Since the very first observation of fluorescence was reported by Sir Frederik William Herschel in 1845, and its first actual description presented by British scientist Sir George G. Stokes in 1852, its use in microscopy has played an extremely important role in biological discovery. Scientists can see and analyze cells; from the results, they’ve been able to discover organisms and previously unknown life, as well as study and ultimately combat disease. Fluorescence microscopy has allowed scientists and engineers to make some of the most significant biological finds to date.
However, despite its effectiveness, the method has had limitations since its earliest use—shallow penetration depths into samples and cells’ sensitivity to phototoxicity, among them. And while it has evolved exponentially over the past century, some restraints have remained.
“Mammalian tissues are naturally opaque, which hinders optical imaging techniques from attaining high-resolution imagery,” says Quanyu Zhou, a researcher at the Institute for Biomedical Engineering and Institute of Pharmacology and Toxicology at the University of Zurich and the Institute for Biomedical Engineering at ETH Zurich, both in Switzerland, and a member of Daniel Razansky’s Lab.
To access deep brain regions, conventional optical microscopy techniques opt for highly invasive surgical methods. Often used to image molecular and cellular details of the brain in animal models of various diseases, fluorescence microscopy has been limited to small volumes and highly invasive procedures such as craniotomy due to intense light scattering by the skin and skull.
According to a study led by Zhou and Razansky, a professor of biomedical imaging, the effective penetration depth and resolving capacity provided by fluorescence microscopy have been limited, thanks to intense light scattering in living tissues.1 They note that while shortwave-infrared (SWIR) cameras and contrast agents featuring fluorescence emission in the second near-infrared (NIR-II) window have expanded the achievable penetration, “the effective spatial resolution progressively deteriorates with depth due to photon diffusion.”
“The penetration depth of optical microscopy is still fundamentally limited by the so-called ballistic regime (typically <1 mm from the surface),” according to Zhou and Razansky, adding that “enabling high-resolution optical observations in deep tissue represents a long-standing goal in the biomedical imaging field.”
Their team is advancing toward this goal with a new technique—diffuse optical localization imaging (DOLI)—that allows microscopic fluorescence imaging at 4X the depth limit imposed by light diffusion. This is making it a promising platform for studying neural activity, as well as microcirculation, neurovascular coupling, and neurodegeneration. According to their research, the method is based on “localization of flowing microdroplets encapsulating lead sulfide (PbS)-based quantum dots in a sequence of epifluorescence images acquired in the NIR-II spectral window.”

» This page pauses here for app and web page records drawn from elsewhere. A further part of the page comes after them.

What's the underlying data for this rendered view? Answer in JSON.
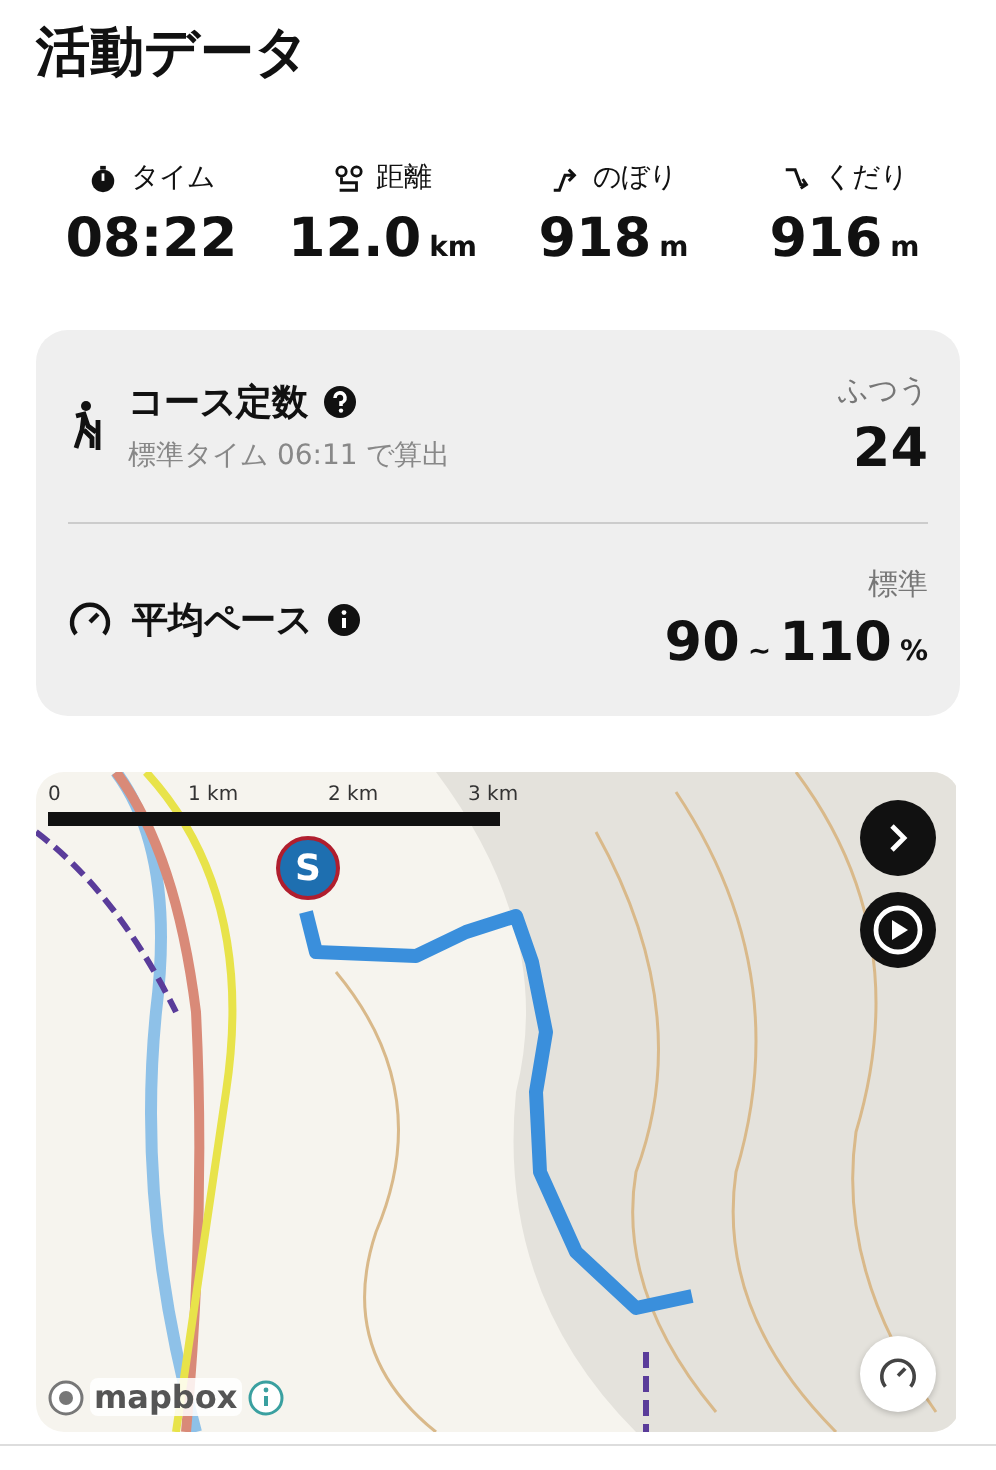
{
  "title": "活動データ",
  "stats": [
    {
      "kind": "time",
      "label": "タイム",
      "value": "08:22"
    },
    {
      "kind": "distance",
      "label": "距離",
      "value": "12.0",
      "unit": "km"
    },
    {
      "kind": "up",
      "label": "のぼり",
      "value": "918",
      "unit": "m"
    },
    {
      "kind": "down",
      "label": "くだり",
      "value": "916",
      "unit": "m"
    }
  ],
  "summary": [
    {
      "kind": "course",
      "label": "コース定数",
      "note": "標準タイム 06:11 で算出",
      "tag": "ふつう",
      "value": "24"
    },
    {
      "kind": "pace",
      "label": "平均ペース",
      "tag": "標準",
      "low": "90",
      "sep": "~",
      "high": "110",
      "unit": "%"
    }
  ],
  "map": {
    "scale": [
      "0",
      "1 km",
      "2 km",
      "3 km"
    ],
    "marker": "S",
    "attribution": "mapbox"
  }
}
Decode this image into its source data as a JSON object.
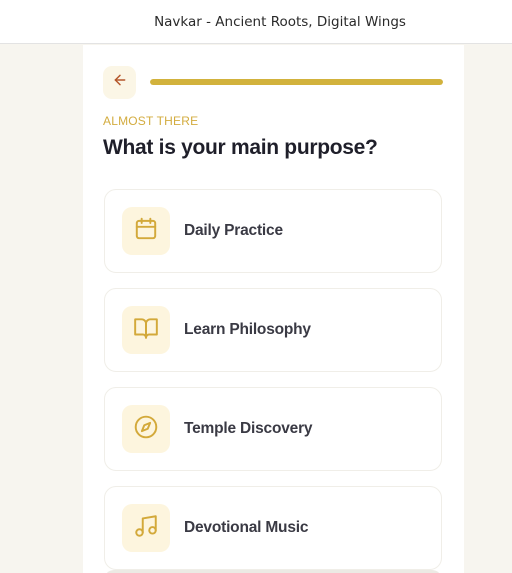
{
  "window": {
    "title": "Navkar - Ancient Roots, Digital Wings"
  },
  "onboarding": {
    "back_icon": "arrow-left-icon",
    "progress": 1.0,
    "eyebrow": "ALMOST THERE",
    "question": "What is your main purpose?",
    "options": [
      {
        "label": "Daily Practice",
        "icon": "calendar-icon"
      },
      {
        "label": "Learn Philosophy",
        "icon": "book-open-icon"
      },
      {
        "label": "Temple Discovery",
        "icon": "compass-icon"
      },
      {
        "label": "Devotional Music",
        "icon": "music-note-icon"
      }
    ]
  },
  "colors": {
    "accent": "#d2b23c",
    "icon_stroke": "#d3a93a",
    "back_arrow": "#b4572b",
    "icon_bg": "#fdf5de",
    "background": "#f7f5ef"
  }
}
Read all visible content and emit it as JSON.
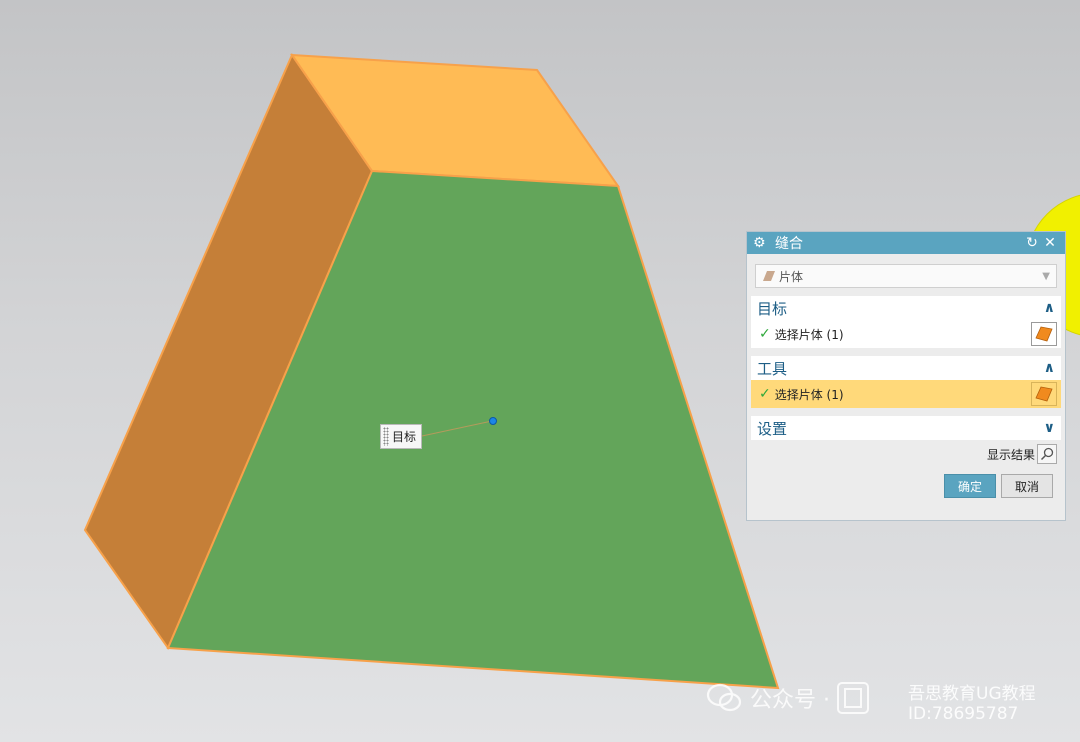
{
  "viewport": {
    "callout_label": "目标",
    "icons": [
      "yellow-sphere",
      "grip-icon",
      "target-point"
    ]
  },
  "dialog": {
    "title": "缝合",
    "title_icon": "gear-icon",
    "reset_icon": "reset-icon",
    "close_icon": "close-icon",
    "type_select": {
      "value": "片体",
      "icon": "sheet-icon"
    },
    "target": {
      "header": "目标",
      "row_label": "选择片体 (1)"
    },
    "tool": {
      "header": "工具",
      "row_label": "选择片体 (1)"
    },
    "settings": {
      "header": "设置"
    },
    "show_result": "显示结果",
    "ok": "确定",
    "cancel": "取消"
  },
  "watermark": {
    "left": "公众号 · ",
    "right_line1": "吾思教育UG教程",
    "right_line2": "ID:78695787"
  },
  "colors": {
    "front_face": "#63a55a",
    "top_face": "#ffbb55",
    "side_face": "#c57f38",
    "edge": "#f7a14a",
    "title_bar": "#5aa4c0",
    "highlight_row": "#ffd97a"
  }
}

Specifically, the Zurich team’s DOLI technique takes advantage of the NIR-II spectral window spanning from 1000 to 1700 nm. This exhibits less scattering and can effectively reduce background autofluorescence signals (see figure). “By localizing a sparsely labeled contrast agent within the NIR-II window,” Razansky says, “DOLI enables superresolution imaging through a diffuse medium, such as the murine brain, noninvasively.”
Razansky’s lab specializes in development of new multiscale functional and molecular imaging techniques, with a major focus on noninvasive brain imaging. According to Razansky, right now most murine brain studies with optical microscopy are limited to small brain regions and rely on highly invasive procedures.

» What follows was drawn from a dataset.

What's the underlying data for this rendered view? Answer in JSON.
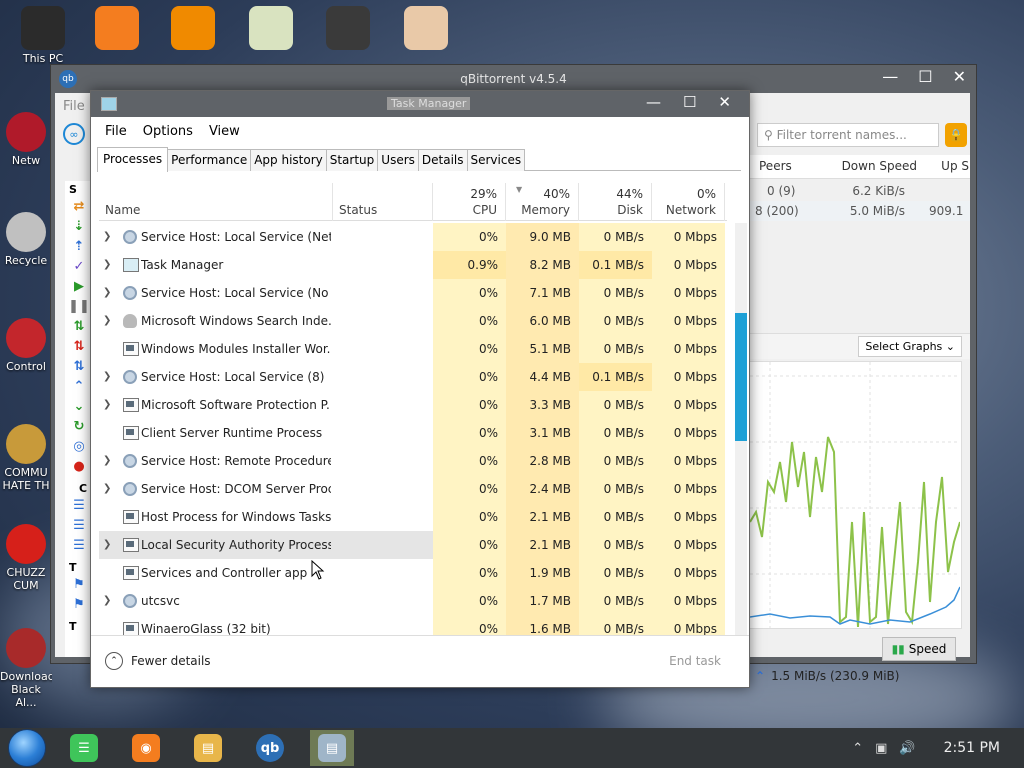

“The introduction of highly efficient [SWIR] cameras and bright quantum dots in the NIR-II spectral window enabled us to image deep brain regions noninvasively, while the spatial resolution was further improved by introducing on the localization concept,” he says.
The group’s goal in their recent research has been to image even deeper into the brain, for an even better and more comprehensive study of it. Visualizing biological processes deep in the intact living brain is crucial for understanding both its cognitive functions and neurodegenerative diseases such as Alzheimer’s and Parkinson’s. The researchers say that with their new DOLI method, they have been able to clearly visualize the microvasculature and blood circulation deep in the mouse brain entirely noninvasively for the first time. This ultimately enables a closer look at a living, functioning brain.
Additionally, the study has found that the DOLI technique “further enables retrieving depth information from planar fluorescence image recordings by exploiting the localized spot size.” It operates in “a resolution-depth regime previously inaccessible with optical methods, thus massively enhancing the applicability of fluorescence-based imaging techniques.”
“DOLI’s superb resolution for deep-tissue optical observations can provide functional insights into the brain,” Zhou says. “We believe with the collective efforts on more efficient [SWIR] cameras, as well as novel contrast agents exhibiting strong fluorescence responses in the NIR-II window, many unknown questions in these fields can be answered in the near future.”
1. Q. Zhou, Z. Chen, J. Robin, X.-L. Deán-Ben, and D. Razansky, Optica, 8, 6, 796–803 (2021).